The next most-popular costumes were 80’s comebacks, Jersey Shore cast members, Greek Goddesses, Lady Gaga and Blockbuster-inspired costumes such as characters from Iron Man, Avatar, Toy Story and Alice in Wonderland.  Google also revealed the most-searched Halloween costumes for 2015, which were Harley Quinn, Minions, Katniss Everdeen, Catwoman, Star Wars, Superheroes, Angry Birds and pirates.

Vampire Costume (amazon.com)

Now

Store-bought costumes are more common now than ever, with most people choosing Party City, Spirit Halloween, or Amazon to buy their costumes. Google’s most-searched Halloween costume for 2020 is witches, followed by dinosaurs and Harley Quinn.  The National Retail Federation has similar results, with the most popular adult costumes being witches, vampires, and ghosts, and the most popular children’s costume being Spiderman, princesses, and Batman.  

Social media also has an impact on how people may come up with their costume ideas.  According to a National Retail Federation survey, 34.2% of Americans look for costumes online, with 11.4% Americans looking for costume inspiration and ideas on Pinterest.

Witch costume from Party City (Party City)

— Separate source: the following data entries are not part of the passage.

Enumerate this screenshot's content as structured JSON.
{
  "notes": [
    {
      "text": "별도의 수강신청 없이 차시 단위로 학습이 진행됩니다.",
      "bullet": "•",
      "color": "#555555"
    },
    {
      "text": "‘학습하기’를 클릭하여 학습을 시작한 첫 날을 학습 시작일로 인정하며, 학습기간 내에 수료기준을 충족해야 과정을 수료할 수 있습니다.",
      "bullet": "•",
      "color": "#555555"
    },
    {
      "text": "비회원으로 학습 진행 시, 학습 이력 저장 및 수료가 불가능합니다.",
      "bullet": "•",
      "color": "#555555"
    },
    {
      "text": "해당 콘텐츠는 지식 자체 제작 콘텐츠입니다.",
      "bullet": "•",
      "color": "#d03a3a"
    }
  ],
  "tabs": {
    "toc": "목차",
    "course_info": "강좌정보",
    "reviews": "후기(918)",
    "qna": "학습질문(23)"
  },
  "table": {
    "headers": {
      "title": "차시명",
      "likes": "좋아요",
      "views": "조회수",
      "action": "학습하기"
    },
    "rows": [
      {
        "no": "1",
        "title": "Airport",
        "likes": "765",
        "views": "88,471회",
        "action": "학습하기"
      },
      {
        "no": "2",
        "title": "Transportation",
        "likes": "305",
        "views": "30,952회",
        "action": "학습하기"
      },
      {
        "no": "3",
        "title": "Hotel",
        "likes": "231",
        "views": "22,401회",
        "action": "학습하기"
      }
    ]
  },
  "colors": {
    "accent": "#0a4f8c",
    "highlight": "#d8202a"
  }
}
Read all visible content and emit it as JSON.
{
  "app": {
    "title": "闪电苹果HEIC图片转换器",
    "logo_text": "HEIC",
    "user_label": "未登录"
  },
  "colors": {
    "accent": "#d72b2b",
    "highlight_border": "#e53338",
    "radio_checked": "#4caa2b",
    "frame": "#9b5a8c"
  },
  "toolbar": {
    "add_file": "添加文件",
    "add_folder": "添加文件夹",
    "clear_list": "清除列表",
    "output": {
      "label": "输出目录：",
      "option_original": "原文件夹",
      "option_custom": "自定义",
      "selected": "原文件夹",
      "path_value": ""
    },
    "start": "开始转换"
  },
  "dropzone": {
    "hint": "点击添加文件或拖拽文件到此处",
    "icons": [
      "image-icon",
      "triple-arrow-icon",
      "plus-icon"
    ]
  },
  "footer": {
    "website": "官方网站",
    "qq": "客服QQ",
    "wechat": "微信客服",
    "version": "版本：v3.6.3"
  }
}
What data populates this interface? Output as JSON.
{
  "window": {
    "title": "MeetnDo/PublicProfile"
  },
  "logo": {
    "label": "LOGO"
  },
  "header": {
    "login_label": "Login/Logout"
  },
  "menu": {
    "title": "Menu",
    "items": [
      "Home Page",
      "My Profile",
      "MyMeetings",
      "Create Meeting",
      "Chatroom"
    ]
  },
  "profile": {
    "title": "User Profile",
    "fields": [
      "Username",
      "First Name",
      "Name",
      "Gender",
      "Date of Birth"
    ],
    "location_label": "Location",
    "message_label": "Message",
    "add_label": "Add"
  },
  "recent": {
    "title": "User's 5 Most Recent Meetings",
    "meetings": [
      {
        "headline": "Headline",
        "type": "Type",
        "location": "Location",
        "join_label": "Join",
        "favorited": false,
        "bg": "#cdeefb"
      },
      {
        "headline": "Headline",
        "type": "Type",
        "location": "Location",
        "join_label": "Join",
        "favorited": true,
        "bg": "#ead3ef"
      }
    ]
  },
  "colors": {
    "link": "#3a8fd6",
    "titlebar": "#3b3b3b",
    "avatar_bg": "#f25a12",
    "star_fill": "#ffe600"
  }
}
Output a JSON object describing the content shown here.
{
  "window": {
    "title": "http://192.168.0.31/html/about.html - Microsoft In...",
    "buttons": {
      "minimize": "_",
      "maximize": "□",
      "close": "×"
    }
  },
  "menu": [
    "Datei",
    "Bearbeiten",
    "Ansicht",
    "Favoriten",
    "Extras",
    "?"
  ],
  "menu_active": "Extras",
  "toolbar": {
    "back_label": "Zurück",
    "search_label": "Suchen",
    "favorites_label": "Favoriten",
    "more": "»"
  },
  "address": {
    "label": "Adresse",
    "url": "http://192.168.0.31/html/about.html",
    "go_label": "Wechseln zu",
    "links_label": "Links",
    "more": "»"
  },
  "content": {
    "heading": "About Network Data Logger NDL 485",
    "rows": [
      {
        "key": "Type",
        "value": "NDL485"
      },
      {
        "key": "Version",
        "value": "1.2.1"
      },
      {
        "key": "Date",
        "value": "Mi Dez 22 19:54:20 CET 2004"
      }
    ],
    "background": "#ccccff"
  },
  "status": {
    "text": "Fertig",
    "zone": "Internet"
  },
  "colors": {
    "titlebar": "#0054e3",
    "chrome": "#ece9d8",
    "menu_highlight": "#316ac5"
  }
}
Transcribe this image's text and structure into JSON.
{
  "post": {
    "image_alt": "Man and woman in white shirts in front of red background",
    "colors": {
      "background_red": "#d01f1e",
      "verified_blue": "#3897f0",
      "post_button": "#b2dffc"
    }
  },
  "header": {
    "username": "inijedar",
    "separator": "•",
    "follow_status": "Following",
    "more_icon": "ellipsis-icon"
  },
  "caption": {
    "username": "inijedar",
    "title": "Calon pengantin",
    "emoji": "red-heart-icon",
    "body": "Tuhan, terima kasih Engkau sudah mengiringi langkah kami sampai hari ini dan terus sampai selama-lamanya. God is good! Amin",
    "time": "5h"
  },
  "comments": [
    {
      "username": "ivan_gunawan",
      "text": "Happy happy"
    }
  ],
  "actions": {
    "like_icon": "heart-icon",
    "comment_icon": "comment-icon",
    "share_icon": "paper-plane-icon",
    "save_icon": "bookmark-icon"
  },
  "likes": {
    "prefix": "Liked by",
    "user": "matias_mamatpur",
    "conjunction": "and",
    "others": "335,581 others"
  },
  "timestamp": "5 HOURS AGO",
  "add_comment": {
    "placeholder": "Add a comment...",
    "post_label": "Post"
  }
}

With all this said, it seems that what people wear to Halloween parties or to go Trick-or-Treating hasn’t changed as drastically as some other festivities, as it seems to have remained a mix of timeless, “classic” costumes and timely, “pop-culture” costumes with a fluctuating ratio between the two.  So, now that you know what your parents and grandparents may have worn on Halloween when they were kids, what will you be wearing this year?